Prof. Taurek adds, “I cannot see how or why the mere addition of numbers should change anything.” However, it becomes evident that Taurek underestimates the number-game a little too much. What if, the calculation was one life against a hundred, a thousand, or a million? Would numbers still not matter? One of the most compelling critiques came from Derek Parfit. In his article “Innumerate Ethics”, Parfit argues that equality meant giving equal consideration to each person’s life, rather than equalising their chances of survival. Parfit wrote, “We should save more people” as each person counts for his life and more people count for more.

Morality and the COVID-19

There are two schools of thought within medical departments about the action plan about the virus. One school of thought preaches that the resources must aim at guaranteeing intensive treatment to patients with a higher chance of survival. It privileges the “higher life expectancy” over those with less chance of survival. In other words, relatively young patients with health problems are prioritized over the elderly and sick.

Another school, deontological ethics, prioritises the elderly and sick over those who are less likely to be affected by the virus. Since the death-rate of the older population is high, the preachers of deontology believe that with proper care and treatment they are reducing the number of deaths. They argue that patients with lower risk are more likely to survive without proper medical treatment, but that is not true in the case of elderly people.

Even as we learn to live with the virus, there is a grave challenge to the inherent human-beliefs more than ever. John Authers, a leading business editor, wrote, “The pandemic is also a test of the strength of the ideas humans choose to help them form moral judgements and guide personal and social behaviour.”

Conclusion

The crisis challenges our abilities to justify what is right and what is wrong. More so, it questions our ability to interpret the purpose of human existence. The estranged society as it exists is its next target. It is at this point, we realise that humans are a product of unequal resource privileges, where one’s garbage is another’s gold. The constant fear engulfing our lives about the known and unknown strangers that might infect us with the virus.

The privilege of justifying our ability to quarantine the population – rich, and poor alike; at times, enabling the poor to toil for their livelihood and battle the virus; telling the destitute, elderly and sick that it is the time for you to sacrifice yourselves for the benefit of the larger society; spewing hatred in the name of primetime news;  watching the migrant women walk a thousand miles with babies wrapped around their shoulders; enabling the labourers to sleep on the railway track even as the train passes over them.

The virus shows us the world we have created – gravely unequal and subtly cruel.
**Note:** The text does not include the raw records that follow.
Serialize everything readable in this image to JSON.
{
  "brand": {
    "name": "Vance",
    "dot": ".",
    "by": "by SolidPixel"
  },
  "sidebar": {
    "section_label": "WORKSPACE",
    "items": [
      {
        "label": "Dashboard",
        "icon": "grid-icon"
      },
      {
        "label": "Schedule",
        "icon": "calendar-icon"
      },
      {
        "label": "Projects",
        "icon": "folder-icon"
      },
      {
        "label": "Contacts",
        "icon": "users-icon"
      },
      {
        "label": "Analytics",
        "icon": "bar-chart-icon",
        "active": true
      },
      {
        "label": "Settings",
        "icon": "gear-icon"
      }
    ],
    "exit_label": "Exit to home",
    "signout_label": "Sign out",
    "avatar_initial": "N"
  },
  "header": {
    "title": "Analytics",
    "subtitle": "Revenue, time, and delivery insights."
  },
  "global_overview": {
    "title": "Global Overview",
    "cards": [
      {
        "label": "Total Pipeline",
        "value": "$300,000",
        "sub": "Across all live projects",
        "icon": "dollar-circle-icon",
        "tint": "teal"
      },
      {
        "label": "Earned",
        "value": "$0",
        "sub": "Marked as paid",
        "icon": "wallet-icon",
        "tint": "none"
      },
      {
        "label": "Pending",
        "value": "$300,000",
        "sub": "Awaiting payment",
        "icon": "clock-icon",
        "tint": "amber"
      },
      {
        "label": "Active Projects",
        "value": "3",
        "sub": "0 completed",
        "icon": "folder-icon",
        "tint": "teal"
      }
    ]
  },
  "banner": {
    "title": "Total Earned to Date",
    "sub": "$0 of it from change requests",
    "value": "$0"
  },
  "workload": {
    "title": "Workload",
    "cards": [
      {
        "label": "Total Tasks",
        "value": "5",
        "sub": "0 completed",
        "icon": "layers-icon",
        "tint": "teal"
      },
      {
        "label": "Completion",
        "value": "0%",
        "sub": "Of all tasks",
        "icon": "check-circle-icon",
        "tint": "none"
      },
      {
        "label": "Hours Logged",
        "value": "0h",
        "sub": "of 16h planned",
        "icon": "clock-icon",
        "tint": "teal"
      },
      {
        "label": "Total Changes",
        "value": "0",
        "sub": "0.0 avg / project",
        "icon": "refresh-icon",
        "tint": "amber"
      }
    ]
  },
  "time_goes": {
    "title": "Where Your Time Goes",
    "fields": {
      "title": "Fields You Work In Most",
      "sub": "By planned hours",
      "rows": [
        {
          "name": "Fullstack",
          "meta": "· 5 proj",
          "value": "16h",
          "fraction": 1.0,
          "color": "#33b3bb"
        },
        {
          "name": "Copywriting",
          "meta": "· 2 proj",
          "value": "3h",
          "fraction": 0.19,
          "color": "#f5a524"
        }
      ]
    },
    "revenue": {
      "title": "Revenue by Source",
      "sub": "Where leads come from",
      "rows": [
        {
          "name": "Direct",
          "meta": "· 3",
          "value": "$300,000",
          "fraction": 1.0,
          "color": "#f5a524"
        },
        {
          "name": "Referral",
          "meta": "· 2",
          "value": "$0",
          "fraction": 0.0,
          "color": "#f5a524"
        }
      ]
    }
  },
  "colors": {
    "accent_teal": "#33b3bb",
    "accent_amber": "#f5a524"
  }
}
It is the marvellous creation of thousands of years of humanity’s obsession with greed and competition. Coronavirus has challenged the ability of humans to protect human society. Vulnerability has become the cornerstone of today’s world. In the post-COVID-19 world, humans ought to become human first, only then humanity will thrive. It is time to rethink and reconceptualise an equal and just society.


Picture Courtesy: Getty Images